KFC Takes Back Its Middle Name. Can Big Food Make Fat Phat?
Kentucky Fried Chicken finally woke up and is planning to take back its middle name and give up the monogram brand, KFC, it has used for several years when its marketers thought "Fried" was a dirty word.
I have worked in the food industry before, right in the kitchen. Believe me. The fry oil is dirty. But it's what gives golden pieces of chicken and french fries the mouth coating addictive feeling of "I gotta get me some fried chicken and french fries."
The food industry is going through an interesting period. A report out of the Centers for Disease Control recently said about 112,000 deaths in 2000 were blamed on obesity, much lower than a highly publicized figure released in March 2004 when other CDC researchers estimated that about 400,000 deaths were associated with obesity, poor diet and inactivity.
There is traction right now in the marketplace for an argument that states obesity is not the problem the food police have made it out to be. This stems largely from the CDC's back-tracking and the fact that the insurance company weight tables that obesity rates are based on are out-dated. And they are off-base. At 5'11, I should weigh around 170 pounds. I don't. And I never will. That's not to say that I can't live healthfully at 190 or 210. So at 210, if I can ever get there, would I be obese? Nah.
The larger number from the CDC's earlier study includes obese and overweight people. The smaller number includes only the obese--30 pounds or more over a healthy weight. About a third of Americans are obese and are at increased risk for diabetes, heart disease and other diseases.
Back to KFC. They are going back to Fried and using Colonel Sanders (as this blog recommended months ago) because they find the fried food they have sells best--much better than the so-called healthy stuff. Last year, KFC got slapped by the FTC for stretching ad claims that suggested a KFC fried chicken breast was healthier than a Burgher King Whopper. Sure, it has slightly less total fat and saturated fat than a Whopper, but it has more than three times the trans fat and cholesterol, more than twice the sodium, and more calories, the FTC said. They added that the suggestion that fried chicken could be part of a low-carb diet was false because such programs like the Atkins Diet and the South Beach Diet advise against eating breaded, fried foods.
So, now its no more apologizing for fat, grease and salt.
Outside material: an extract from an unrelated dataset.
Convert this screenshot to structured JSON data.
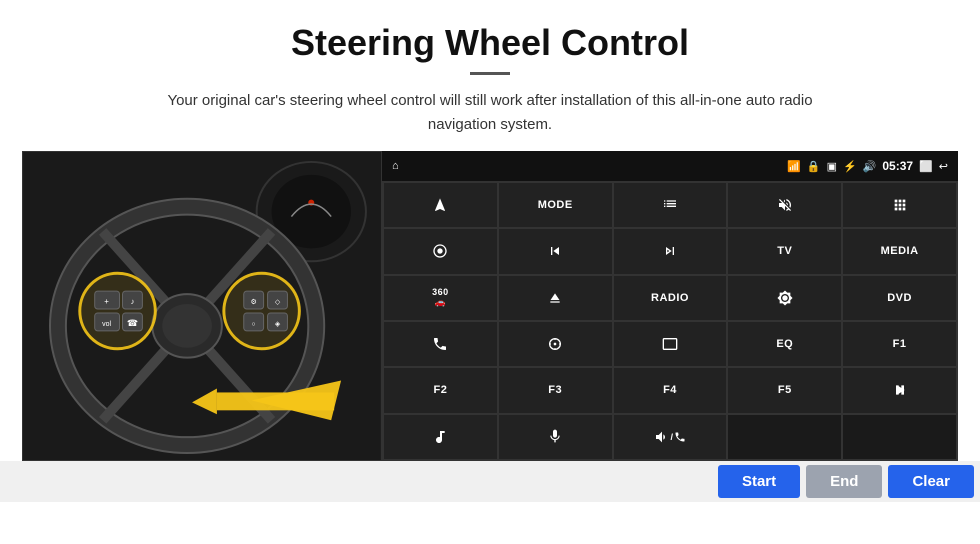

A Kentucky Fried Chicken spokesperson says: "Consumers tell us they love Kentucky Fried Chicken. And many of our customers never stopped calling us Kentucky Fried Chicken." Bravo. Truth in advertising.
I can't help but draw a comparison between what KFC is doing and what the Republican Party has done so well to galvanize its base. It doesn't pretend to be green. It doesn't applogize for driving SUVs. It has made "liberal" a dirty word and painted the Dems with it until the mass media has basically adopted "liberal" as a four letter word.
There is something to be said, right or wrong, for the success of staying on message.